Scars of Dracula: This was actually quite fun, Lee is still the best thing about these films.
Little Women (1994): A lovely but at the same time stiff adaptation. The production design, score, cinematography and costumes are beautiful for sure but it doesn't feel fully vibrant. So the drama gets a bit too dry. I mean, Bale is top notch and his scene with Ryder is really good but overall this doesn't feel like the definitive Little Women film.
Marriage Story: Wonderful, everything is so on point in this. Baumbach is so in control and perfectly balances both the leads' point of views not to alienate the audience or root for one or the other. Driver and Johansson are terrific and it all feels very real and honest. One of the best films of 2019.
Dracula A.D. 1972: I mean, it's fun to see Cushing again and that they finally decided to change the setting... But other than that lol
The Satanic Rites of Dracula: Omfg it's a good thing this was Lee's last one because lol
Nosferatu Phantom der Nacht: I had seen the 1922 Nosferatu years ago and this was the perfect time to give Herzog's film a go. It's very close to the original Nosferatu of course and I mean, you can only move so far away from Stoker's source material (then again, the Hammer films did exactly that lol) but still. This film is so eerie, so weirdly atmospheric and ominous with beautiful locations and music.
Adjani is so incredibly beautiful and Kinski is pretty terrifying as Dracula. I loved that they shot in the Netherlands as well. And I really liked the ending.
Murder Mystery: lol I have to admit it was fun
Novecento: Well this was one way to start off the 2020 movie watching year lol.

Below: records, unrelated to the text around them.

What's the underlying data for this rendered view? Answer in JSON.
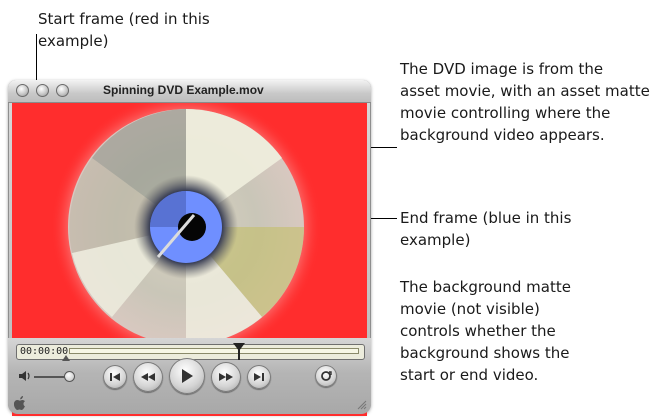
{
  "window": {
    "title": "Spinning DVD Example.mov"
  },
  "controller": {
    "timecode": "00:00:00"
  },
  "callouts": {
    "start_frame": [
      "Start frame (red in this",
      "example)"
    ],
    "dvd_image": [
      "The DVD image is from the",
      "asset movie, with an asset matte",
      "movie controlling where the",
      "background video appears."
    ],
    "end_frame": [
      "End frame (blue in this",
      "example)"
    ],
    "background_matte": [
      "The background matte",
      "movie (not visible)",
      "controls whether the",
      "background shows the",
      "start or end video."
    ]
  },
  "colors": {
    "start_frame_red": "#ff2d2d",
    "end_frame_blue": "#6f8fff",
    "window_chrome": "#bdbdbd"
  },
  "icons": [
    "close-button-icon",
    "minimize-button-icon",
    "zoom-button-icon",
    "volume-icon",
    "skip-to-start-icon",
    "rewind-icon",
    "play-icon",
    "fast-forward-icon",
    "skip-to-end-icon",
    "loop-icon",
    "apple-icon",
    "resize-grip-icon"
  ]
}
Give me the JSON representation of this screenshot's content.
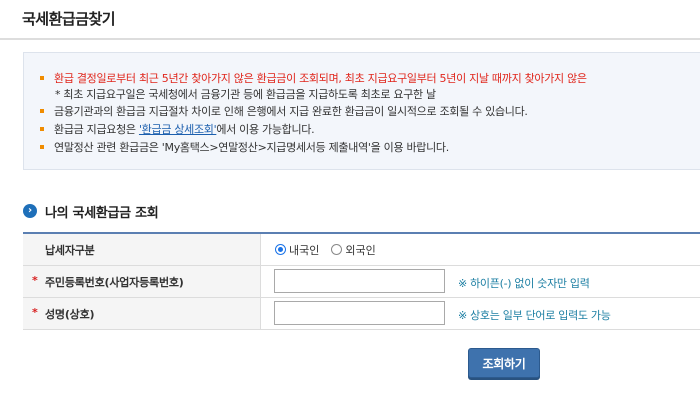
{
  "header": {
    "title": "국세환급금찾기"
  },
  "notice": {
    "line1": "환급 결정일로부터 최근 5년간 찾아가지 않은 환급금이 조회되며, 최초 지급요구일부터 5년이 지날 때까지 찾아가지 않은",
    "line2": "* 최초 지급요구일은 국세청에서 금융기관 등에 환급금을 지급하도록 최초로 요구한 날",
    "line3": "금융기관과의 환급금 지급절차 차이로 인해 은행에서 지급 완료한 환급금이 일시적으로 조회될 수 있습니다.",
    "line4_prefix": "환급금 지급요청은 ",
    "line4_link": "'환급금 상세조회'",
    "line4_suffix": "에서 이용 가능합니다.",
    "line5": "연말정산 관련 환급금은 'My홈택스>연말정산>지급명세서등 제출내역'을 이용 바랍니다."
  },
  "section": {
    "title": "나의 국세환급금 조회",
    "icon": "arrow-circle-icon"
  },
  "form": {
    "taxpayer_type": {
      "label": "납세자구분",
      "options": [
        {
          "label": "내국인",
          "checked": true
        },
        {
          "label": "외국인",
          "checked": false
        }
      ]
    },
    "id_number": {
      "required_mark": "*",
      "label": "주민등록번호(사업자등록번호)",
      "value": "",
      "placeholder": "",
      "hint": "※ 하이픈(-) 없이 숫자만 입력"
    },
    "name": {
      "required_mark": "*",
      "label": "성명(상호)",
      "value": "",
      "placeholder": "",
      "hint": "※ 상호는 일부 단어로 입력도 가능"
    }
  },
  "actions": {
    "submit_label": "조회하기"
  },
  "colors": {
    "accent": "#3e72ad",
    "warning_text": "#e0251b",
    "hint_text": "#1d7fa3",
    "bullet": "#f08c00",
    "notice_bg": "#f3f6fb"
  }
}
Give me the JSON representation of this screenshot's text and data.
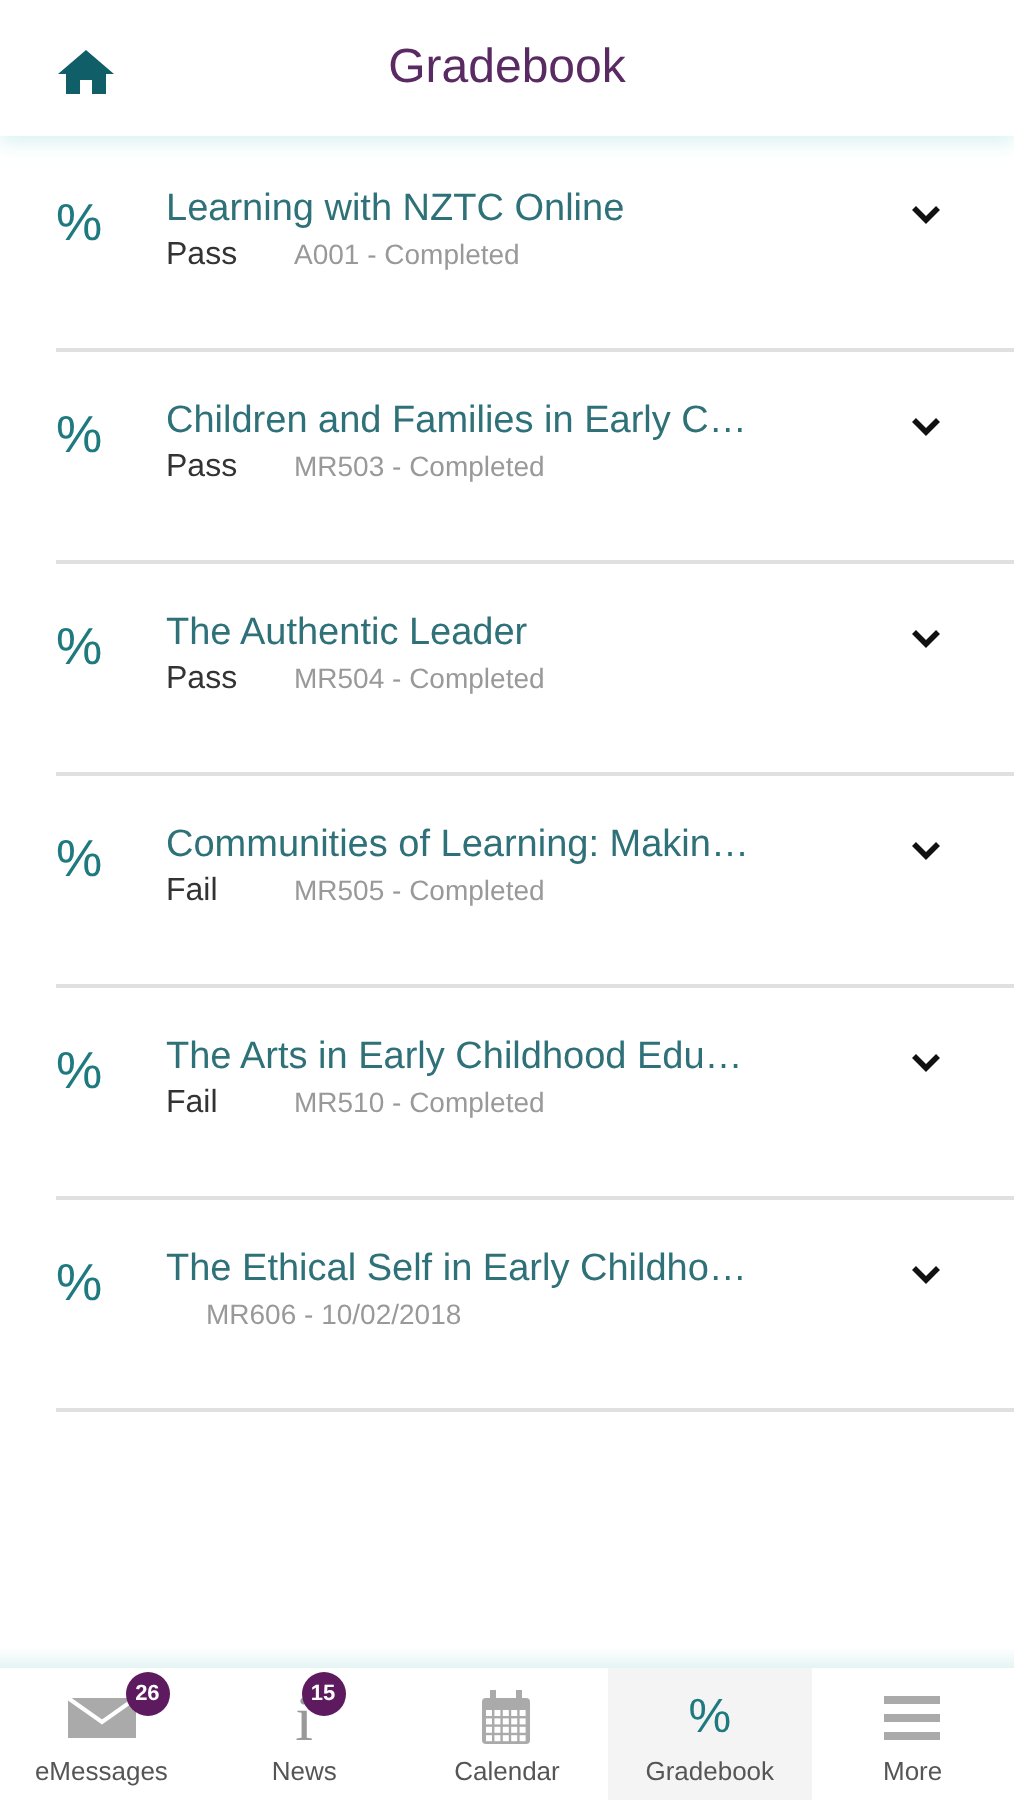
{
  "header": {
    "title": "Gradebook"
  },
  "courses": [
    {
      "icon": "%",
      "title": "Learning with NZTC Online",
      "result": "Pass",
      "detail": "A001 - Completed"
    },
    {
      "icon": "%",
      "title": "Children and Families in Early C…",
      "result": "Pass",
      "detail": "MR503 - Completed"
    },
    {
      "icon": "%",
      "title": "The Authentic Leader",
      "result": "Pass",
      "detail": "MR504 - Completed"
    },
    {
      "icon": "%",
      "title": "Communities of Learning: Makin…",
      "result": "Fail",
      "detail": "MR505 - Completed"
    },
    {
      "icon": "%",
      "title": "The Arts in Early Childhood Edu…",
      "result": "Fail",
      "detail": "MR510 - Completed"
    },
    {
      "icon": "%",
      "title": "The Ethical Self in Early Childho…",
      "detail": "MR606 - 10/02/2018"
    }
  ],
  "tabs": [
    {
      "kind": "mail",
      "label": "eMessages",
      "badge": "26",
      "selected": false
    },
    {
      "kind": "info",
      "glyph": "i",
      "label": "News",
      "badge": "15",
      "selected": false
    },
    {
      "kind": "calendar",
      "label": "Calendar",
      "selected": false
    },
    {
      "kind": "glyph",
      "glyph": "%",
      "label": "Gradebook",
      "selected": true
    },
    {
      "kind": "menu",
      "label": "More",
      "selected": false
    }
  ]
}
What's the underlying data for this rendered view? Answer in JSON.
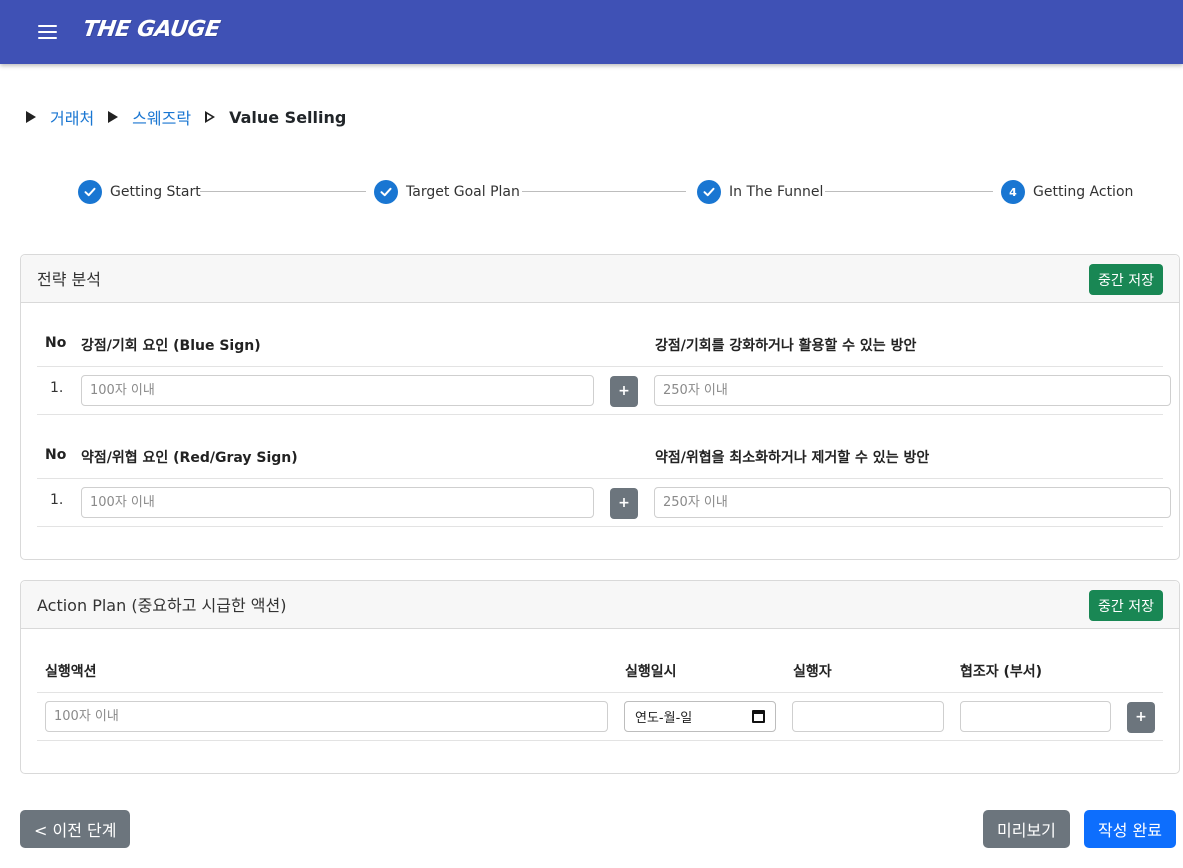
{
  "header": {
    "logo_text": "THE GAUGE",
    "menu_icon": "hamburger-menu-icon",
    "bg_color": "#3f51b5"
  },
  "breadcrumb": {
    "items": [
      "거래처",
      "스웨즈락"
    ],
    "current": "Value Selling"
  },
  "stepper": {
    "steps": [
      {
        "label": "Getting Start",
        "state": "done",
        "icon": "check-icon"
      },
      {
        "label": "Target Goal Plan",
        "state": "done",
        "icon": "check-icon"
      },
      {
        "label": "In The Funnel",
        "state": "done",
        "icon": "check-icon"
      },
      {
        "label": "Getting Action",
        "state": "active",
        "number": "4"
      }
    ],
    "color": "#1976d2"
  },
  "strategy": {
    "title": "전략 분석",
    "save_label": "중간 저장",
    "blue": {
      "no_header": "No",
      "factor_header": "강점/기회 요인 (Blue Sign)",
      "plan_header": "강점/기회를 강화하거나 활용할 수 있는 방안",
      "row_no": "1.",
      "factor_placeholder": "100자 이내",
      "plan_placeholder": "250자 이내",
      "add_label": "+"
    },
    "red": {
      "no_header": "No",
      "factor_header": "약점/위협 요인 (Red/Gray Sign)",
      "plan_header": "약점/위협을 최소화하거나 제거할 수 있는 방안",
      "row_no": "1.",
      "factor_placeholder": "100자 이내",
      "plan_placeholder": "250자 이내",
      "add_label": "+"
    }
  },
  "action_plan": {
    "title": "Action Plan (중요하고 시급한 액션)",
    "save_label": "중간 저장",
    "headers": {
      "action": "실행액션",
      "date": "실행일시",
      "executor": "실행자",
      "collaborator": "협조자 (부서)"
    },
    "action_placeholder": "100자 이내",
    "date_placeholder": "연도-월-일",
    "add_label": "+"
  },
  "footer": {
    "prev_label": "< 이전 단계",
    "preview_label": "미리보기",
    "done_label": "작성 완료"
  },
  "colors": {
    "save_green": "#198754",
    "secondary": "#6c757d",
    "primary": "#0d6efd"
  }
}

I watched the 5 hour 15 minute cut and it sure is a juggernaut.
De Niro and Depardieu carry this film most of all, they are great on their own but they also have wonderful chemistry. However, I think Bertolucci got a bit too caught up in wanting too much instead of having a real tight narrative, which should still be possible with such a long runtime. I mean sure, when it works like when De Niro and Depardieu are reminiscent of the past, the long runtime really works. But it often starts again and feels like a completely different film and story overall. So starting in 1945 was a good idea but that brings me to the worst aspect of the film: Sutherland and Betti's characters. I mean sure, they do unspeakable things but they end up being portrayed as caricatures instead of merely de-humanized people.
Not to forget, the amount of animal brutality in this film is staggering. I think in the end, Bertolucci could've made something powerful of this but the poor acting of many of the peasants undermine the story he wants to tell. I don't know if I'll ever watch the shorter cuts but I do think that there's a better film in here if they had cut it down a bit and rearranged the narrative.
Bram Stoker's Dracula: This still is the definitive adaptation of Bram Stoker's Dracula. It's such a beautiful film, from both a technical point of view as on a narrative point of view. There's not a single moment where the story drags, the opening prologue is a fantastic introduction and Coppola is in full control. The costumes are incredible, the sets haunting and the cinematography is stunning. I love that they used many miniatures and projections to tie travel scenes together. I also really love that they speak Romanian too and Oldman just aces the accent. Oldman's performance belongs to his finest work and the make-up is still incredibly convincing.
This film is so many things, it's haunting as it is sensual, erotic, romantic, adventurous, funny and touching. It's such a stunning achievement, one of my favourite films of all time.